When I did go to a good restaurant this year, I ended up having my money refunded as it was such a miserable experience. As I cook at home, from scratch every day, I know what good food tastes like, how little it costs, how little effort is needed for it to be of good quality and often feel that home made is better than anything we eat out.
Froogs’ dish of the day
I don’t feel as if I’m missing out by not eating out. We tried once to have coffee and a cake in a bookshop cafe in a local town to be given a packet mix cake that was so dry it nearly choked us. A huffing, sighing petulant and underpaid waitress took it away and we were not charged for something we couldn’t eat.
Froogs’ tea room special
As it’s becoming increasingly difficult to eat on a budget, eating out on a budget is ever harder. I sometimes surprise people, not you of course as you know me, when I tell people that I don’t eat out. It’s so far down my list of priorities that I really don’t even consider it.
So my answer is not to eat out. Stick to a weekly budget. Menu plan to rotate the meals you know you can cook well, quickly and easily. Eat at home with friends. Use your slow cooker to make a casserole, serve with steamed veggies and buttery cous cous for a fraction of eating out. Ask guests to bring a desert or some ice cream to share. Make your own wine from kits or forgaged fruit such as wild damsons. A veggie curry, pilau rice and ask friends to bring a bottle of wine – a glass each with good conversation is plenty (Thanks for the wine today BTW!). I often ask people over for mid afternoon tea. I make some scones, serve with home made jam and a pot of tea. It’s a very affordable way of giving people a snack and making them welcome. When I visit friends, I’m made welcome and even if they’ve bought the scones and cake, it’s still cheaper than meeting them in a cafe or tea rooms. Over to you Dear Reader, do you entertain at home to save money? What’s your ‘special’ or ‘staple’ that you know people will enjoy every time? Until tomorrow, Love Froogs xxxx
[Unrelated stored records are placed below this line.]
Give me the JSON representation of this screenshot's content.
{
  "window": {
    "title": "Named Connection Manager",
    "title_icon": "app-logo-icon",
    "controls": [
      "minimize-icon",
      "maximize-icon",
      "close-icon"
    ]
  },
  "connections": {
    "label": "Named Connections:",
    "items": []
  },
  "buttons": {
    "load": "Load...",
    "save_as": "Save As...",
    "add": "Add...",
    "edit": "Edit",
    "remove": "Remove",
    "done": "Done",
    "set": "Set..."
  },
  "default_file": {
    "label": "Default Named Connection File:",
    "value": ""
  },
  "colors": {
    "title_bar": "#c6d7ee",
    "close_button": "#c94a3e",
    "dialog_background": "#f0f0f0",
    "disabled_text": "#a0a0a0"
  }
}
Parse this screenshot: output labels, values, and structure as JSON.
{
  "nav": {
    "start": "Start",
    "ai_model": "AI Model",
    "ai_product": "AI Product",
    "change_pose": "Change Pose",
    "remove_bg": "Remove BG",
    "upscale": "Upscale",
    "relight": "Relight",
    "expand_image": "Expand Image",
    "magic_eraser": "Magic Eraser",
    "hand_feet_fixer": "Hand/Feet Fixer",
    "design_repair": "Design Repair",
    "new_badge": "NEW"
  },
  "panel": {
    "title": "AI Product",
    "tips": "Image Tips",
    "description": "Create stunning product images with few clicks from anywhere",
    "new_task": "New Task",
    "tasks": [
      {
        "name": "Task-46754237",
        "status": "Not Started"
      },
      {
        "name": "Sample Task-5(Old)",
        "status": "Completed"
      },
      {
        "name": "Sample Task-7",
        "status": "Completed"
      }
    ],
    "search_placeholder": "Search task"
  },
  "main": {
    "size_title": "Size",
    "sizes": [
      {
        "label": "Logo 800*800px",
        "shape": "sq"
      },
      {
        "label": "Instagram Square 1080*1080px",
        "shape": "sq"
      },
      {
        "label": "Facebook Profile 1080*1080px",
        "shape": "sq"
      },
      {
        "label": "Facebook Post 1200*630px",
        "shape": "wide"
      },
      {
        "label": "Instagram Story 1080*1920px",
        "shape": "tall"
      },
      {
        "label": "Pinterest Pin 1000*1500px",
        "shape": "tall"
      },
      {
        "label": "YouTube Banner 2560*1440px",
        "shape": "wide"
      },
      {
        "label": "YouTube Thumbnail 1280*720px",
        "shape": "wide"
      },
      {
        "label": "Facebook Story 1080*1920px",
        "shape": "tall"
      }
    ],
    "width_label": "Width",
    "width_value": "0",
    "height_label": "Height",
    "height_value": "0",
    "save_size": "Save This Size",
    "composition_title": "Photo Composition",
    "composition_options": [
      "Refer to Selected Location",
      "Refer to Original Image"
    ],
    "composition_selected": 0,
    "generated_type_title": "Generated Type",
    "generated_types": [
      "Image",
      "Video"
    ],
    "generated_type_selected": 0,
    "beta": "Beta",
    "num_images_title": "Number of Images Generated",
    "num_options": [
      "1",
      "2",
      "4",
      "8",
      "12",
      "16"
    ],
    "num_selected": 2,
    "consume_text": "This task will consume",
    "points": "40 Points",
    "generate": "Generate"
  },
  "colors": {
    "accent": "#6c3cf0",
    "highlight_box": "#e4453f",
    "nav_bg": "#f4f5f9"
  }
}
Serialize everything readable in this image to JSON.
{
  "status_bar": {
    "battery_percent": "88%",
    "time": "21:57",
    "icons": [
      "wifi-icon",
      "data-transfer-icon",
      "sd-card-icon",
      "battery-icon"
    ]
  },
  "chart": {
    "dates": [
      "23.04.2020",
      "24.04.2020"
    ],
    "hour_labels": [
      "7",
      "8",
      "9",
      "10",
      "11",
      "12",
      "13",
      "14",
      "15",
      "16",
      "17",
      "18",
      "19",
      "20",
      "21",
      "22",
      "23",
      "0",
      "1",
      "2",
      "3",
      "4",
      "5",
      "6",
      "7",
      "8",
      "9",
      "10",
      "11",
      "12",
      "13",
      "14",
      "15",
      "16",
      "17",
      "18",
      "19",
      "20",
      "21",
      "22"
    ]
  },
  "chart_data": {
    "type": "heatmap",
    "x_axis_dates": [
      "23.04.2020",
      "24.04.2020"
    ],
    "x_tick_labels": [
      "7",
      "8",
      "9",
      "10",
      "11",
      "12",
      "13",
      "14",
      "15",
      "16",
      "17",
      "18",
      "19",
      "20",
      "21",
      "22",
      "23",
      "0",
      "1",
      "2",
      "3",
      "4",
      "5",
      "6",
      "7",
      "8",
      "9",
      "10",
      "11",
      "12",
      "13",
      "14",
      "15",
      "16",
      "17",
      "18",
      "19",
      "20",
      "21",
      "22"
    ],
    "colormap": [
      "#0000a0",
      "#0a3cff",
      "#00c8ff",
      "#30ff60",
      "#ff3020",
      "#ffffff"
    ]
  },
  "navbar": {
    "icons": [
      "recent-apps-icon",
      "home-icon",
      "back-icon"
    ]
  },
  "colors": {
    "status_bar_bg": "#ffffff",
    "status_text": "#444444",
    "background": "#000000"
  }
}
In my last shop I bought five limes for £1 and five lemons for 69p, both from Lidl. I wanted to try making my own lemon and lime marmalade from scratch. It’s no more or less than using the ‘Mamade’ tin of pulp and zest but they don’t make lemon and lime marmalade. I also added an orange to this recipe, simply because we had one left and it could sit there for weeks before we eat it. I used four lemons and five limes, 3lbs of sugar (I use half ordinary and half preserving) and three pints of water.
I started off by using my zester to remove all the zest from all the fruit and that went into my preserving pan with the water. The pith, pips and pulp all go into a muslin (I don’t have that so I improvised with the muslin bag that I strain things with and tied it with a freezer bag tie). I then left that to boil for an hour.
I then let it cool and squeezed and squeezed the bag with the pith and pulp in to get as much of the pectin out as possible. It feels really slippery and slimey and helps the marmalade set. I then added the sugar and got it up to a rolling boil. I let it boil for ages (I don’t time it – google how to make marmalade – that’s what I did) and use a saucer that has been in the freezer to test whether it will set or not.
Here’s the finished result. Six jars of home made marmalade. It works out at 60p a jar, which isn’t much cheaper than buying it but I still enjoyed making it. There is something reassuringly calming about some stove side pottering on a cold evening.
What have you made from scratch recently that you haven’t made before?